Dr. Alan Rea receives Red Hat Award for teaching open source

Dr. Alan Rea, professor of business information systems, is one of eight international higher education instructors who are being honored this year by Red Hat for including open source technologies in their curriculum. Red Hat’s press release announcing the honorees states, “The efforts of these instructors both to integrate open source into their classrooms and to grow a community of like-minded educators are making a difference in the lives of students and making the world a more open and collaborative place.”

What is open source, and why is it important?

open-source [oh-puh n-sawrs, -sohrs], adj.
1. Computers. pertaining to or denoting software whose source code is available free of charge to the public to use, copy, modify, sublicense or distribute.
2. pertaining to or denoting a product or system whose origins, formula, design, etc., are freely accessible to the public. Dictionary.com Unabridged

For Rea, who has been an open source advocate for many years, teaching open source technologies and philosophies is essential. Rea emphasizes that open source is ubiquitous—companies of all sizes have access to open source, and we often use technology built on open source platforms without realizing it. When thinking about how open source is impacting technology and business, Rea is most excited about how it has enabled so many advancements.

A significant example is the rise of the internet. The web has transformed the way we do business and interact as a society. Today, artificial intelligence, machine learning and virtual reality are driven by people using open source tools. As an information systems professor, the platform is uniquely relevant for Rea’s students; however, the technologies created on those platforms and the open source philosophies of agility, teamwork and continuous improvement are relevant for everyone.

“Many open source projects never make it beyond the technologists because of the lack of business acumen and other skill sets not directly associated with technology,” says Rea. “Open source projects need more than technologists; they need editors, marketers, designers, writers, business managers and accountants. When working with open source technologies, you become a team member.” Students at the Haworth College of Business, no matter their major, all benefit from experience with team agility, collaboration, leadership and growth. Therefore, Rea encourages all students to become familiar with open source concepts and philosophies.

Making connections

Rea became involved with Red Hat via connections made through Professors Open Source Software Experience workshops, which are sponsored by the National Science Foundation and Red Hat. This community is made up of open source users and instructors who provide resources and support for teaching open source. Here, he was connected to Red Hat’s open source education support team. This team is devoted to collaborating with educators as they integrate open source into their curriculum. This unique support is what led Rea to work with Red Hat.

The project

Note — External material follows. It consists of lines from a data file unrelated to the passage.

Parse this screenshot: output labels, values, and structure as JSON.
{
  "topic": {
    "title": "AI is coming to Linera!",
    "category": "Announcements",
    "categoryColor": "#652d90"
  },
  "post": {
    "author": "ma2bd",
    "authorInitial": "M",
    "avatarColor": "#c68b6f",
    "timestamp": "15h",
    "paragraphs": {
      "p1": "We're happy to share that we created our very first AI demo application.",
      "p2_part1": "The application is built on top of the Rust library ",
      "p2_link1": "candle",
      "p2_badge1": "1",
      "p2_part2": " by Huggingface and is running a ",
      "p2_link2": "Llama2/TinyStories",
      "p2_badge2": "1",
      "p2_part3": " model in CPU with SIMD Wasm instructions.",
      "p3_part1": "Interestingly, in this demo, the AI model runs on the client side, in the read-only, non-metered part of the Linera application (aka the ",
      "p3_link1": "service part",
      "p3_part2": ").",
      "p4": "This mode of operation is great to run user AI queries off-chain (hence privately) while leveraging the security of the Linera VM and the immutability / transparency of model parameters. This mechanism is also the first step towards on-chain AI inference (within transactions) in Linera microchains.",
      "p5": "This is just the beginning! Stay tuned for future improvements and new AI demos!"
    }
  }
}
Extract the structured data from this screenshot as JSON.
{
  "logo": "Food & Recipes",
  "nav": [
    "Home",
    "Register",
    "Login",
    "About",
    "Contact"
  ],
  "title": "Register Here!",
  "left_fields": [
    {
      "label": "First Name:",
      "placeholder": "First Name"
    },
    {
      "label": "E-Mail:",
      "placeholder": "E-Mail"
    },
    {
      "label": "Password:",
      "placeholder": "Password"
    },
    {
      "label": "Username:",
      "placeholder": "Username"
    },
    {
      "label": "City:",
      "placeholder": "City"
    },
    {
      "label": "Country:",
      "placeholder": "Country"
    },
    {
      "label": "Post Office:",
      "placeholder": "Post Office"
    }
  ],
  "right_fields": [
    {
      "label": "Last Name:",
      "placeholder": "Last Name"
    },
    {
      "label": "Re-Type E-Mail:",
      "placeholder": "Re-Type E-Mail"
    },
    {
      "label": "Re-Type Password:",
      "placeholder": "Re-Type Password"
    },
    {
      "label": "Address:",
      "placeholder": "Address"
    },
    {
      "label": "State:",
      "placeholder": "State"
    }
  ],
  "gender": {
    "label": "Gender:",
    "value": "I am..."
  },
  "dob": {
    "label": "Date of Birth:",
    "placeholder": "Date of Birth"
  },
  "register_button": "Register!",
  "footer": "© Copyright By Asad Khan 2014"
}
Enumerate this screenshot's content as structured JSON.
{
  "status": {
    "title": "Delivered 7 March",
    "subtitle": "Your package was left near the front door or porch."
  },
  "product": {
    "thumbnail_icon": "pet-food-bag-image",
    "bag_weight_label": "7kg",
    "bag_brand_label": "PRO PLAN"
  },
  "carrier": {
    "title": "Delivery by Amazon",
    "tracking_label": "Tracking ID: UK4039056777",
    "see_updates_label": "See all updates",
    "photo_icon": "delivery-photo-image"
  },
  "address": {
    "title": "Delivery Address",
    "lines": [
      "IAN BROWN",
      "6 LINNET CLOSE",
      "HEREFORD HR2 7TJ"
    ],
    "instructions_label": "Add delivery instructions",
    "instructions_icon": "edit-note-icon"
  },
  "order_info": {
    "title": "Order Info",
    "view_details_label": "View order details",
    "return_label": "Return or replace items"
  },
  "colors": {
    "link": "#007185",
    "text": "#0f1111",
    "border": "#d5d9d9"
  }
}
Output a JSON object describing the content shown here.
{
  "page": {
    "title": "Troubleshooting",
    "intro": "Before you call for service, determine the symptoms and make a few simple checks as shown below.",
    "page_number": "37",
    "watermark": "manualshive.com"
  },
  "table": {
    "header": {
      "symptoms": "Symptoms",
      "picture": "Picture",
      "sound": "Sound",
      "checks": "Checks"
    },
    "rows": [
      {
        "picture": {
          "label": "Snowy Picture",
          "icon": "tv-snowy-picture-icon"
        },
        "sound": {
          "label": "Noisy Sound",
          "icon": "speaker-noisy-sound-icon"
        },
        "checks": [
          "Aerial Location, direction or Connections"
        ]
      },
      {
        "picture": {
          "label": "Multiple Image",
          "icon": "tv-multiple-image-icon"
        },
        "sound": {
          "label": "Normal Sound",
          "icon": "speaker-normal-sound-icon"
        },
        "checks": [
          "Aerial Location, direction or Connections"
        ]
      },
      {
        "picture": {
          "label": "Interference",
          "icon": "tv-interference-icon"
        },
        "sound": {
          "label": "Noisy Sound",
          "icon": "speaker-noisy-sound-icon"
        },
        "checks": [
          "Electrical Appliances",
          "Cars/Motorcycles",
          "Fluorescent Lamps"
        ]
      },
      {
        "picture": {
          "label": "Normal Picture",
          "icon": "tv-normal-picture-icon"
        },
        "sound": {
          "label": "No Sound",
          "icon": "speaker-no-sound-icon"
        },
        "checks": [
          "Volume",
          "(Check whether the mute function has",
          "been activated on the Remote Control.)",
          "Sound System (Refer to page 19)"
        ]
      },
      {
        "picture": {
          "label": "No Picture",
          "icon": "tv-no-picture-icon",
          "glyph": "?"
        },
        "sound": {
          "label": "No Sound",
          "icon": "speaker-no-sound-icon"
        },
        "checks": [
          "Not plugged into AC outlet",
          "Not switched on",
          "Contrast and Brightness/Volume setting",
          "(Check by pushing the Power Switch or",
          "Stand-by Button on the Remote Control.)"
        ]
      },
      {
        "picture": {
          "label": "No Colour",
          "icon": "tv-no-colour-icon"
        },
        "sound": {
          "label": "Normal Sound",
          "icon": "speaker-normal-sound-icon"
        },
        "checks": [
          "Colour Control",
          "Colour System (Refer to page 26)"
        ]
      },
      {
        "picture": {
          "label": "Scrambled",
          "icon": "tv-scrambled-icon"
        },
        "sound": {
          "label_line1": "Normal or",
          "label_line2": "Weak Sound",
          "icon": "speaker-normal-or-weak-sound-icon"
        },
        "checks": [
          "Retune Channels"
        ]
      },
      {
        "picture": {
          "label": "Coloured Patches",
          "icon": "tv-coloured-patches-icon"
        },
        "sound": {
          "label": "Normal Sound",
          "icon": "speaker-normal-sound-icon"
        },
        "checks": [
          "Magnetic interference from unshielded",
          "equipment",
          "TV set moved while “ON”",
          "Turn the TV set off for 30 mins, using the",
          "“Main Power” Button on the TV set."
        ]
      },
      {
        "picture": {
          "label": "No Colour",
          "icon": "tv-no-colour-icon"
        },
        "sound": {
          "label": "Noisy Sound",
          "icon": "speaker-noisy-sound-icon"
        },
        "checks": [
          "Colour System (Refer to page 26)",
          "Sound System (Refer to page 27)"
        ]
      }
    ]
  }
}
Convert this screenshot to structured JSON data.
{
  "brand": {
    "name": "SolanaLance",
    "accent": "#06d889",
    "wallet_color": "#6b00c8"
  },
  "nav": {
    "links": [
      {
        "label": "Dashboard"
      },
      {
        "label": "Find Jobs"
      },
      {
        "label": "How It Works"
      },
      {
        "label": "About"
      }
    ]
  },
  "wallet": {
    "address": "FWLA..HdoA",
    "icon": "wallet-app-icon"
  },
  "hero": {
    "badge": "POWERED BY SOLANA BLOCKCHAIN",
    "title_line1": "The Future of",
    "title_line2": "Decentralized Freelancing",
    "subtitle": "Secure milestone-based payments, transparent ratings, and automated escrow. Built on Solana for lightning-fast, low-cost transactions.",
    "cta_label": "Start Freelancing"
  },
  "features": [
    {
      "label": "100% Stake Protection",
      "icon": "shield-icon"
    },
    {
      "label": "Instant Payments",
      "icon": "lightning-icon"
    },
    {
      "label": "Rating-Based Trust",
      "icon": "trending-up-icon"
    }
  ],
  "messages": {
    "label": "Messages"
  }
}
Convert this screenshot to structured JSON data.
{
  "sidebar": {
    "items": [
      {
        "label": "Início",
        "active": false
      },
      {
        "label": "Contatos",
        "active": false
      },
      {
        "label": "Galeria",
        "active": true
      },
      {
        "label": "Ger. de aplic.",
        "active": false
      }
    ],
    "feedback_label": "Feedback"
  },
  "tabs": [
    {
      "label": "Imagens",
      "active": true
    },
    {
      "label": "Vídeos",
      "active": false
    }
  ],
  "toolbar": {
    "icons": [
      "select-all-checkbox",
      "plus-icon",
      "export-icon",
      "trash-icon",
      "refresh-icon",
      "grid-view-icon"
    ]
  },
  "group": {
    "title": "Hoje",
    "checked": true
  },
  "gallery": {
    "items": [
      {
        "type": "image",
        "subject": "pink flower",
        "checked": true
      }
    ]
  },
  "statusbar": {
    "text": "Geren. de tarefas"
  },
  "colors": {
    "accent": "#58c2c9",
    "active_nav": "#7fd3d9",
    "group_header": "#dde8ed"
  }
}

In collaboration with Red Hat, Rea immersed his web architecture students in an open source project that involved working in teams to streamline the teachingopensource.org website. The site provides support and materials for educators interested in teaching open source. Before the project, TeachingOpenSource’s vast library of resources was difficult to navigate, and his students were tasked with proposing solutions for improving user experience.

The students benefitted by gaining experience in working as a team on an open source project and seeing real-life improvements as a result of their hard work. “I think I speak for everyone in our CIS 3900 class when I say this has been a tremendous experience that will benefit all of our careers,” says Kathleen Cotter, who was a senior electronic business marketing major at the time of the project. “Red Hat and Dr. Rea have provided a learning experience that goes beyond the classroom into the professional world. I learned the importance of time management, collaboration and cohesion. I am so grateful for this experience and value the opportunity to learn from not only Red Hat and Dr. Rea but also from my classmates whose unique skills have contributed to the success of this project.”

Teaching through collaboration

Through discussions within Professors Open Source Software Experience and TeachingOpenSource, Rea gleans many ideas and approaches for incorporating open source into the classroom. These discussions allow Rea to work in an open community to support faculty around the world as they implement open source in classrooms. When Rea first became involved in the open source community, he was the only information systems professor. The majority of participants were computer scientists who were curious as to why Rea would be involved with teaching open source. He recognized the relevance of the subject for himself and his students, and today, he enjoys the opportunity to mentor the growing number of information systems faculty who are getting involved. Using open source philosophies to create a community that works together to teach the technologies is the best part of the experience for Rea.